That being said, this is really a space for fans to connect and engage. If they’re a naturally chatty bunch, let the masses dictate where the conversation is going. Ideally, you’re a benevolent leader who chimes in with support or wisdom when needed, or sparks a juicy debate with an occasional open-ended question.

Posting within the guidelines of a consistent content calendar can help — encouraging members to do a little self-promotion on Shameless Saturdays, for example. Find some more simple tips for increasing your Facebook engagement over here.

Schedule posts for peak times

Your Facebook page and group insights can pinpoint the best times to post for your specific audience so they’ll actually see (and engage with!) your great content. You can use pretty much any social media management tool do achieve this. I personally use Sendible and it works great.

Keep the content of your page and group fresh

There’s likely going to be some overlap between your page followers and your group members, so make sure you’re offering something special for each experience — no cross-posting allowed.

You might announce a new vehicle on your page with a video, but over in the group the same day, kickstart a conversation about most anticipated new features. Give people something different in each space: a reason to follow both accounts.

One thing’s for sure, you can schedule posts to be evergreen and hit your Facebook group once every 2-3 months.

This is a great way to build a rock-solid, evergreen social media posting flow. I call this internally the 7-layer dip!

Keep out bots and trolls with a questionnaire

For private-and-visible or secret groups, you’ll have the opportunity to set up a mini application form for members. It doesn’t have to include brain-busting questions — something as simple as “What’s your favorite Gogurt flavor?” will do — but it’s an opportunity to filter out spambots and trolls.

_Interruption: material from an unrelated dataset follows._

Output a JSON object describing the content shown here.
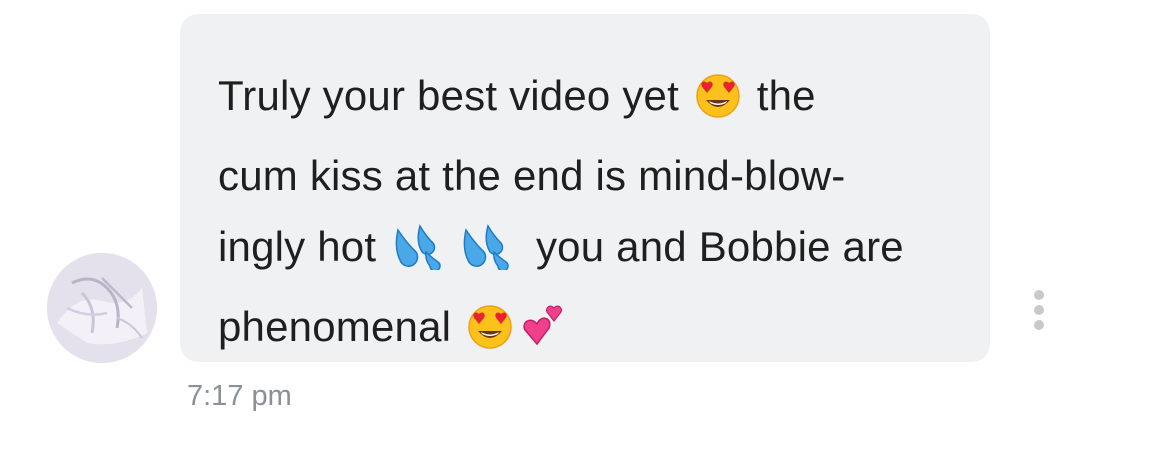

Questionnaire for entrance to My Brother, My Brother and Me Facebook group

Source: My Brother, My Brother and Me Appreciation Group

Edit down your membership list as needed

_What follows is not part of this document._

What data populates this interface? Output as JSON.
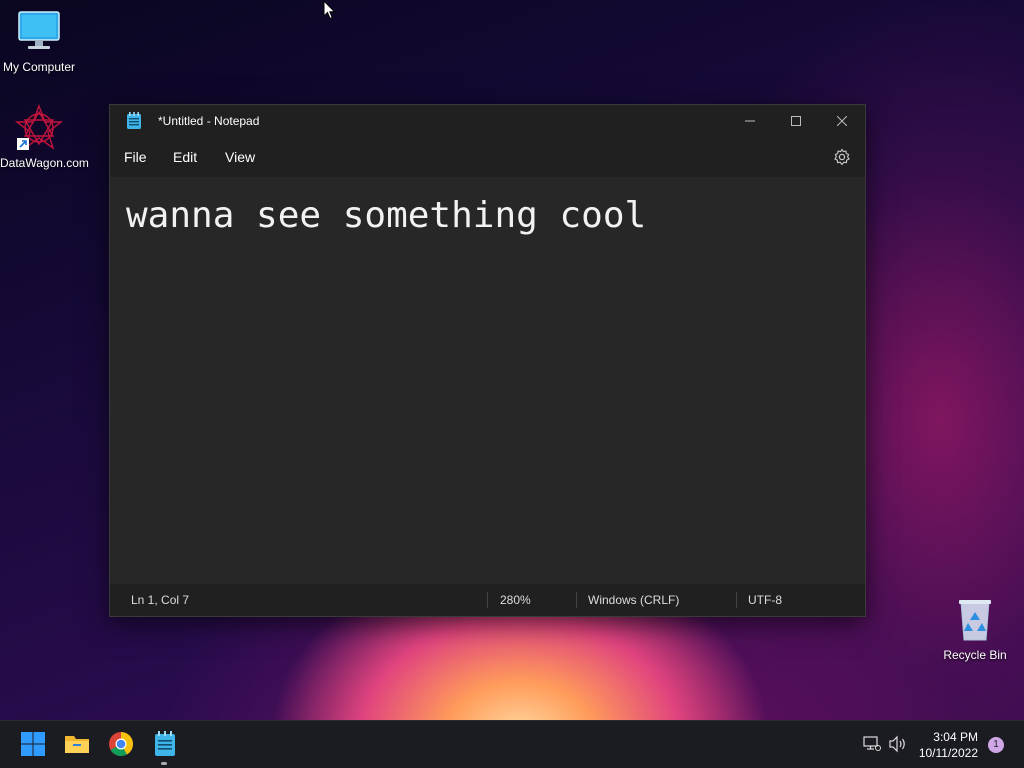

Got a troublemaker in your group? If someone is breaking your rules, spamming discussions, or abusing other members, they’ve gotta go.

Luckily, you made a code of conduct all the way back at the beginning of this list, so you’ve got a clear reason to give someone the boot.

Give ‘em something special

Exclusive content gives members a reason to be engaged and check in regularly. That could be a Q&A or AMA or, in non-pandemic times (remember those?), invites to offline events or networking opportunities. Check out these other Facebook marketing tips for further inspiration.

Don’t just set it and forget it

For your group to thrive, it needs regular attention. It’s basically a Tamagotchi.

You’ll want to check in frequently to answer questions, add members, delete spam or moderate flagged content. I’ll be honest: it can take some work. (Like! A! Tamagotchi!) But you don’t necessarily have to keep watch alone. Assign a colleague or trustworthy superfan a role as admin or moderator to lighten the load.